Dozens of legislators demand competitive bidding delay
WASHINGTON – A group of senators and representatives this week plans to send CMS two letters signed by dozens of their colleagues urging the agency to delay national competitive bidding.
Sens. Pat Roberts, R-Kan., and Kent Conrad, D-N.D., and Reps. Tom Allen, D-Maine, and Sam Johnson, R-Texas, crafted the sign-on letters, which ask CMS to address several issues before closing the bidding window and implementing the program. The Senate letter has about 10 co-signers and the House letter has about 30, according to Walt Gorski, vice president of government affairs for AAHomcare.
For the past few weeks, AAHomecare and other groups like the National Association for Support of Long Term Care have lobbied legislators to sign the letters.
The letters refer to “serious concerns that patient access to critical medical technologies and supplies will be severely restricted under the current implementation plans by CMS.”
In the letters, legislators urge CMS to address these issues:
â€¢ Outline how it plans to assess the program, especially its impact on clinical outcomes for patients.
â€¢ Delay the process until after all bidder conferences have been completed and as many providers as possible have begun and concluded the accreditation process. The letter states: “The 60-day bidding process does not provide sufficient time for suppliers to learn about the important details and obtain answers to key questions relevant to the preparation of their bids. Moreover, small suppliers that wish to participate in bidding networks must develop new business organizations, implement untried computer systems and address a large number of unresolved policy issues, including potential violations of antitrust laws.”
â€¢ Refine the proposed product categories. “Product codes used by CMS are too broad and inconsistent to adequately describe products with diverse ranges of quality, functionality, technology and clinical utility,” the letter states.
â€¢ Clarify the rights of winning providers to ensure that they’re not forced to provide an item at a loss. Under the median price methodology, half of the “winning” bidders will be paid for DME at a rate below what they bid. The final rule on competitive bidding doesn’t say whether those providers can withdraw from the program.

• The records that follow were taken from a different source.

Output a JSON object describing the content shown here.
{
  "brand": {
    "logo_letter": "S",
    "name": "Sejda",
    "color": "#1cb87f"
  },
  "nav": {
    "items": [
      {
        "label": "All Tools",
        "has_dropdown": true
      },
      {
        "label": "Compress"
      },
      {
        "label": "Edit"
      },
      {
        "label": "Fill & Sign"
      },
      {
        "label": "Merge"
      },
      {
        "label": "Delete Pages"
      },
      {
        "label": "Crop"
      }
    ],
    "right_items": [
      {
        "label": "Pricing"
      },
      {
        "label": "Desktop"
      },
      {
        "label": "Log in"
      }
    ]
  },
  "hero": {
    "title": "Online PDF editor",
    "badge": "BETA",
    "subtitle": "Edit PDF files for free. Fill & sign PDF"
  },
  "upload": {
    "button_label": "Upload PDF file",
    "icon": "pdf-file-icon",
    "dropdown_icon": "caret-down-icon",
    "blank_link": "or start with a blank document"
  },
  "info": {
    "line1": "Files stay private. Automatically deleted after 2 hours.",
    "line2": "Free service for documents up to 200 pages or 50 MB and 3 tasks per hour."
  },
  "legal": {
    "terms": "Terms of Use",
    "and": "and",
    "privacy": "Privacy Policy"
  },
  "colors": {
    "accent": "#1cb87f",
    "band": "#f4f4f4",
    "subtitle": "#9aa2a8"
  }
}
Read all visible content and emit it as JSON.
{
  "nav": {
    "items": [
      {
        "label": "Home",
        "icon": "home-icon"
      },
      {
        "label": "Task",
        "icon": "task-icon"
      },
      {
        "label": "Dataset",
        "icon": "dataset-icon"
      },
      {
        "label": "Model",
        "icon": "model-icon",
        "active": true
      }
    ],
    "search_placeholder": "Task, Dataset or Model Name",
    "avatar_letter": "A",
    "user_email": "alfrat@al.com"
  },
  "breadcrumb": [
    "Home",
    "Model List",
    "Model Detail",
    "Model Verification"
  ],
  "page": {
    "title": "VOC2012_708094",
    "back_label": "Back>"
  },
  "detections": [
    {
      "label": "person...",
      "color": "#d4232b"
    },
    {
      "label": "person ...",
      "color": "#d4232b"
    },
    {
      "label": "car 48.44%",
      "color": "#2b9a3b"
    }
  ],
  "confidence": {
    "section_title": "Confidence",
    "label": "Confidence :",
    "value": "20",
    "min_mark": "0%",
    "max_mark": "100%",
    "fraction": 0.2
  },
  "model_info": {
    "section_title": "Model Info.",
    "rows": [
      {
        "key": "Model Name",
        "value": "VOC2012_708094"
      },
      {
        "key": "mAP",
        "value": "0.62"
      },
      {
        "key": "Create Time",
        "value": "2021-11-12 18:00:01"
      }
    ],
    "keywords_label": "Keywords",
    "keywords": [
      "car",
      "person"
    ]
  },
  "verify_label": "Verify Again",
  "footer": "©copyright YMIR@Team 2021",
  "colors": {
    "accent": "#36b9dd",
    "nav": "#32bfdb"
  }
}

â€¢ Make distinctions between long-term care facilities, home health agencies and DME companies, which require different skills. The letter states: “DME companies are not equipped to service the needs of LTC facilities, which may serve 10 to 20 enteral patients. In addition, suppliers not currently serving the homecare market will have to make significant changes in the way they operate and service their customers, including carrying products with which they are unfamiliar. Patient care may be at risk as suppliers learn and adapt to new markets.”